  • cython.operator.dereference for dereferencing. dereference(foo) will produce the C++ code *foo
  • cython.operator.preincrement for pre-incrementation. preincrement(foo) will produce the C++ code ++foo
  • ...

These functions need to be cimported. Of course, one can use a from ... cimport ... as to have shorter and more readable functions. For example: from cython.operator cimport dereference as deref.


Cython uses a bracket syntax for templating. A simple example for wrapping C++ vector:

from cython.operator cimport dereference as deref, preincrement as inc #dereference and increment operators

cdef extern from "<vector>" namespace "std":
    cdef cppclass vector[T]:
        cppclass iterator:
            T operator*()
            iterator operator++()
            bint operator==(iterator)
            bint operator!=(iterator)
        void push_back(T&)
        T& operator[](int)
        T& at(int)
        iterator begin()
        iterator end()

cdef vector[int] *v = new vector[int]()
cdef int i
for i in range(10):

cdef vector[int].iterator it = v.begin()
while it != v.end():
    print deref(it)

del v

Multiple template parameters can be defined as a list, such as [T, U, V] or [int, bool, char].

Standard library

Most of the containers of the C++ Standard Library have been declared in pxd files located in /Cython/Includes/libcpp. These containers are: deque, list, map, pair, queue, set, stack, vector.

For example:

from libcpp.vector cimport vector

cdef vector[int] vect
cdef int i
for i in range(10):
for i in range(10):
    print vect[i]

The pxd files in /Cython/Includes/libcpp also work as good examples on how to declare C++ classes.


Cython cannot throw C++ exceptions, or catch them with a try-except statement, but it is possible to declare a function as potentially raising an C++ exception and converting it into a Python exception. For example,

cdef extern from "some_file.h":
    cdef int foo() except +

This will translate try and the C++ error into an appropriate Python exception (currently an IndexError on std::out_of_range and a RuntimeError otherwise (preserving the what() message).

cdef int bar() except +MemoryError

This will catch any C++ error and raise a Python MemoryError in its place. (Any Python exception is valid here.)

cdef int raise_py_error()
cdef int something_dangerous() except +raise_py_error

If something_dangerous raises a C++ exception then raise_py_error will be called, which allows one to do custom C++ to Python error “translations.” If raise_py_error does not actually raise an exception a RuntimeError will be raised.

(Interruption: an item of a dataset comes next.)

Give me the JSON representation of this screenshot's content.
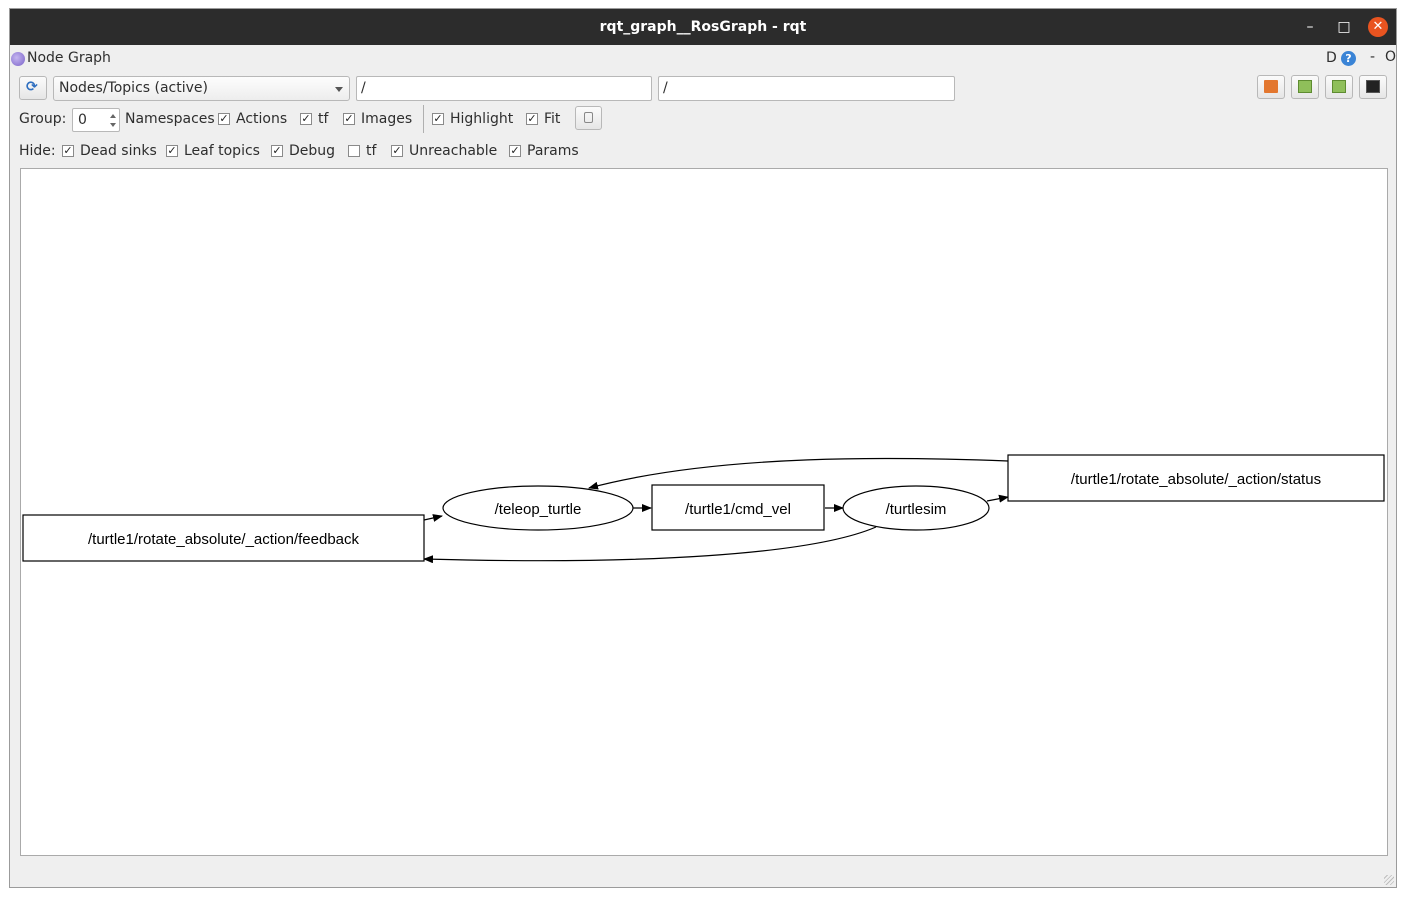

Caveats and Limitations

Access to C-only functions

Whenever generating C++ code, Cython generates declarations of and calls to functions assuming these functions are C++ (ie, not declared as extern “C” {...} . This is ok if the C functions have C++ entry points, but if they’re C only, you will hit a roadblock. If you have a C++ Cython module needing to make calls to pure-C functions, you will need to write a small C++ shim module which:

  • includes the needed C headers in an extern “C” block
  • contains minimal forwarding functions in C++, each of which calls the respective pure-C function

Inherited C++ methods

If you have a class Foo with a child class Bar, and Foo has a method fred(), then you’ll have to cast to access this method from Bar objects. For example:

cdef class MyClass:
    Bar *b
    def myfunc(self):
        b.fred()   # wrong, won't work
        (<Foo *>(self.b)).fred() # should work, Cython now thinks it's a 'Foo'

It might take some experimenting by others (you?) to find the most elegant ways of handling this issue.

Declaring/Using References

Question: How do you declare and call a function that takes a reference as an argument?

C++ left-values

C++ allows functions returning a reference to be left-values. This is currently not supported in Cython. cython.operator.dereference(foo) is also not considered a left-value.